Antonia Bance
4 min readSep 20, 2016

This is a note of a speech I gave to a Unions 21 fringe meeting at TUC Congress 2016, to an audience of union professionals and officers.

I’m going to tell you about two recent experiences.

After Congress, I’m going to need a holiday. I haven’t had a moment to book it, so my missus did. I clicked on my bank’s app, held my thumb on the sensor, and sent her the money I owed her— in 30 seconds.

Recently, I changed addresses. I needed to tell my union. Their site suggested no easy way to tell them I’d moved, so I called their south-east region. They couldn’t help. I called their London region — not them either. I called the national office — and finally someone could help.

Just contrast those two experiences. The ease of moving money and the difficulty of letting my union know I’d moved.

I think sometimes unions miss that the world of my bank’s app is the world our members live in. That is their experience of interacting with organisations. Easy, frictionless, quick — at least for the simple jobs.

And that’s why I say that our aspiration for trade union digital should be to be just ordinary. To meet the basic expectations of our members — set by their experiences in the rest of their lives.

We start a long way off. We are a decade behind other membership organisations and the campaigning charities.

Union websites sit, stagnating, like a curling leaflet on a rack in a waiting room. We barely know our members, and we don’t know what they want from us. We open ourselves to legal risks in the poor management of our data.

To take one example: which union has a January strategy? The first week of January is risky for subscription organisations. Feeling the pinch after Christmas, people cancel direct debits.
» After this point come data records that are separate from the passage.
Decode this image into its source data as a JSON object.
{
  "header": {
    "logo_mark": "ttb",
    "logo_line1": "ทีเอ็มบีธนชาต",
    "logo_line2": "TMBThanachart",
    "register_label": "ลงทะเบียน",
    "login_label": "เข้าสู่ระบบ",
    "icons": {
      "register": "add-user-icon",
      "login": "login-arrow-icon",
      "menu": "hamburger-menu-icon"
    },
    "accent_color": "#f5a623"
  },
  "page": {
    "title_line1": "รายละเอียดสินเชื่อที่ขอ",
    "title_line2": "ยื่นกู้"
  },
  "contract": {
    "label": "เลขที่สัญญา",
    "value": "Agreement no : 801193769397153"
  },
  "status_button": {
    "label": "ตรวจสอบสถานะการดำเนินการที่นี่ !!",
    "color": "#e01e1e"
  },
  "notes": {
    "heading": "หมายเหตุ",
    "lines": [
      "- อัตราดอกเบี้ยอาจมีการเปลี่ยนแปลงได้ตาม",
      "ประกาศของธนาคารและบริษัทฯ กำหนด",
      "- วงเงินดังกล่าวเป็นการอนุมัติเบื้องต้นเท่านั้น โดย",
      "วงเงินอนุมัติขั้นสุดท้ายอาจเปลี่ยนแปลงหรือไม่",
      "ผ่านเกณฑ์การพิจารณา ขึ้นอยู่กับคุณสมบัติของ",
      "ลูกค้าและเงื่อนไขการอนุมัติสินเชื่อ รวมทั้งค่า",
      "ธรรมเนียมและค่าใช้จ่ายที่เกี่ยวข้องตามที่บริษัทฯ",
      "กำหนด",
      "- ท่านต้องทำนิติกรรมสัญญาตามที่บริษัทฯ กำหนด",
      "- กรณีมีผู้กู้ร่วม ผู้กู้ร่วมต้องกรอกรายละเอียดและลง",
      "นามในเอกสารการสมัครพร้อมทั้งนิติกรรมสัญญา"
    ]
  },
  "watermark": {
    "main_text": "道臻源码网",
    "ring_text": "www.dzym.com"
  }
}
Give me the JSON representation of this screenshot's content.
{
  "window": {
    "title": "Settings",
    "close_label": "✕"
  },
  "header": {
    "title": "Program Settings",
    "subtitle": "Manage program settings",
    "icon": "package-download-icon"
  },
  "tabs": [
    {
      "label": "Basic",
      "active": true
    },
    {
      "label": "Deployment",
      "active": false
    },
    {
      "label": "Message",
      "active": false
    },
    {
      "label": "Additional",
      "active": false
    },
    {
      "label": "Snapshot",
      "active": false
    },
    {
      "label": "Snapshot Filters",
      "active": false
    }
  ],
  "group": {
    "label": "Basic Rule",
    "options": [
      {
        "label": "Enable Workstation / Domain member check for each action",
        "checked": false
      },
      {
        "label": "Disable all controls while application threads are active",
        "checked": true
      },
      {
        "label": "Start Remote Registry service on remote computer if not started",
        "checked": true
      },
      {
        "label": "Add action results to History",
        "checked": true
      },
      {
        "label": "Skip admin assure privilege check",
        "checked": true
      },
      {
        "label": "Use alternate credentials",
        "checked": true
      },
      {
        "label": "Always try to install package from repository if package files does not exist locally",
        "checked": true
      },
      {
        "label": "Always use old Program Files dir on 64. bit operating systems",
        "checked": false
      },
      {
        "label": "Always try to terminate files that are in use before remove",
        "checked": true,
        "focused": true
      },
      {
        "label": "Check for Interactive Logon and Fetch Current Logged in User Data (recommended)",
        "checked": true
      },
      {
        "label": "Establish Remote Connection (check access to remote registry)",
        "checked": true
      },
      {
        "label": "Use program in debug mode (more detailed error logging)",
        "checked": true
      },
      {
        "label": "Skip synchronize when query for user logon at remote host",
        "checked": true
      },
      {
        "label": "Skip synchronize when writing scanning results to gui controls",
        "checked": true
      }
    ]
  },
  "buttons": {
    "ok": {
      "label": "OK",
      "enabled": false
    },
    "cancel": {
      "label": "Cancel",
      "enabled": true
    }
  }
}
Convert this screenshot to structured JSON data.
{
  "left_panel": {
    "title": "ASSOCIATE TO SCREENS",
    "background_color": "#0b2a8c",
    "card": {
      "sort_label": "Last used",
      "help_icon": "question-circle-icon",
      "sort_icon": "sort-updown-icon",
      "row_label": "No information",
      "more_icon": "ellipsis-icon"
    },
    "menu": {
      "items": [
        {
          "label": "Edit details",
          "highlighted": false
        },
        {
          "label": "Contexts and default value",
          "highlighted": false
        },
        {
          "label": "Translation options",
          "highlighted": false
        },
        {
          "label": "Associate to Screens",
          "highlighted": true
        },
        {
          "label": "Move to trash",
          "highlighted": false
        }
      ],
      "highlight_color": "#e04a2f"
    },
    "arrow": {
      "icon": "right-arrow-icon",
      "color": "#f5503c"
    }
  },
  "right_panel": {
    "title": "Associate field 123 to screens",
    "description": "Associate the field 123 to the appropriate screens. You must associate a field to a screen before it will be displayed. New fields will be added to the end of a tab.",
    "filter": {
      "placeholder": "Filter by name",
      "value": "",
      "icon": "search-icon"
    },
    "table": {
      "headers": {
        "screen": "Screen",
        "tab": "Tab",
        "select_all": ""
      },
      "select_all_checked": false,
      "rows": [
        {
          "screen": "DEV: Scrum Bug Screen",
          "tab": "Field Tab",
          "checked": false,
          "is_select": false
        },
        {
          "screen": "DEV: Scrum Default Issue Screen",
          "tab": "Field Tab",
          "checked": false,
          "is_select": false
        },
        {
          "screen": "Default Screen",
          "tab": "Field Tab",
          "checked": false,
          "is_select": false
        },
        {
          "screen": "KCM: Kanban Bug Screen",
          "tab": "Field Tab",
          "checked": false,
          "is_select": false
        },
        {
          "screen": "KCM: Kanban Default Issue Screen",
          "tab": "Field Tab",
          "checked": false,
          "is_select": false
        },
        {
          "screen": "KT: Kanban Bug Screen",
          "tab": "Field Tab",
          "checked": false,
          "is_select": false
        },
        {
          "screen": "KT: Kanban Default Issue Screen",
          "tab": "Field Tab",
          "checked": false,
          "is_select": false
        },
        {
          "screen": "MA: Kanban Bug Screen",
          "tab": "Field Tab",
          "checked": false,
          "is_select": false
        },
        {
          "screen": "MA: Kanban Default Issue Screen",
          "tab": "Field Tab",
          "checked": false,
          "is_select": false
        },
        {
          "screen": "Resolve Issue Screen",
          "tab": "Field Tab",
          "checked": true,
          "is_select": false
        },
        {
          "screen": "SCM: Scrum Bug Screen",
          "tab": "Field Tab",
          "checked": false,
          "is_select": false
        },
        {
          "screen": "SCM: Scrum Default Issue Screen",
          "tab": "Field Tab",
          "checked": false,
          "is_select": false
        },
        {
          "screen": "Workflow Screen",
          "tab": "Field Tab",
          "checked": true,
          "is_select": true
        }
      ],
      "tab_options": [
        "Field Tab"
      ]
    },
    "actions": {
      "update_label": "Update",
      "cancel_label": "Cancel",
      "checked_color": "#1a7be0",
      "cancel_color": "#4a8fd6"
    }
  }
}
Most unions won’t have the intelligence systems to know what the size of their January attrition is — nor a plan to reduce it, through great comms and flexible offers that keep people in membership.

Of course, our general secretaries have rather taken to twitter, no surprise, as it’s an online facsimile of their political world. But as a substitute for union digital — nope.

It is not hyperbole to say that if we fail to offer the baseline digital experience to union members that they get from every other organisation in their lives, the future of trade union membership is in jeopardy.

How did we got here — a digital offer stuck in the mid-2000s? There are two key reasons: a lack of digital skills in the union workforce, and missing digital leadership amongst union officers.

Trade unions have far too few digital specialists. Where they exist, it’s the product of a lucky recruitment. We should lose traditional comms roles in unions, and instead make every comms staffer digital. And cos our staff tend to work for unions for longer, we need to properly retrain them into the roles we need. An example: we don’t need issue experts to write web advice content, we need people who can write to meet an audience’s needs and get the page high in search. That will help more people, whose first instinct is to google when they face a problem, to find unions.

And we need digital leadership at the highest level in unions. There is no disgrace in union general secretaries, deputies and assistants not being expert themselves. But as with finance and HR, leaders need to hire great people with the right skills at a senior level, give them the cash and people they need, then set tough goals and ask hard questions. Digital is not free, it is important, and it’s about more than getting your GS on twitter.

And digital can be transformative — to your daily operations, not just your comms. I used to work in domestic abuse (for the brilliant SafeLives). Talking to housing associations wanting to spot domestic abuse earlier, they found something surprising: putting the data together, there was a correlation between callouts to fix broken doors and windows, and reports of domestic abuse. So, if the housing association could get targeted help to women reporting certain maintenance issues, they could help stop domestic abuse earlier. That’s the transformative impact of digital — helping you do your job better.

Just think how great digital could help unions. Using issue petitions to gather contact details of workers at a company that you can then try to organise. Targeting mobile membership ads to people in tight geographic locations — like big warehouses where they won’t let unions through the gate. Getting ready to drive turnout through digital when we’re finally allowed to ballot members online. Being where workers are — on WhatsApp, on the hundreds of Facebook shift-swapping communities in our biggest companies. Using intelligence about what your members are actually interested in, based on what they click and what they read, to write the best emails, the most helpful advice.

Digital to this standard is everyday, commonplace, ordinary, in organisations of our size. Join the National Trust or donate to Shelter or Macmillan — and then compare how they communicate with you to what you get from your union.

So how do we get union digital to just ordinary? This autumn the TUC will be launching a digital scorecard for unions to help them understand where they lag behind, and where they need to invest. We’ll be running regular events for digital staff and for leaders who know they need to get digital. And we’ll be writing about it all at digital.tuc.org.uk.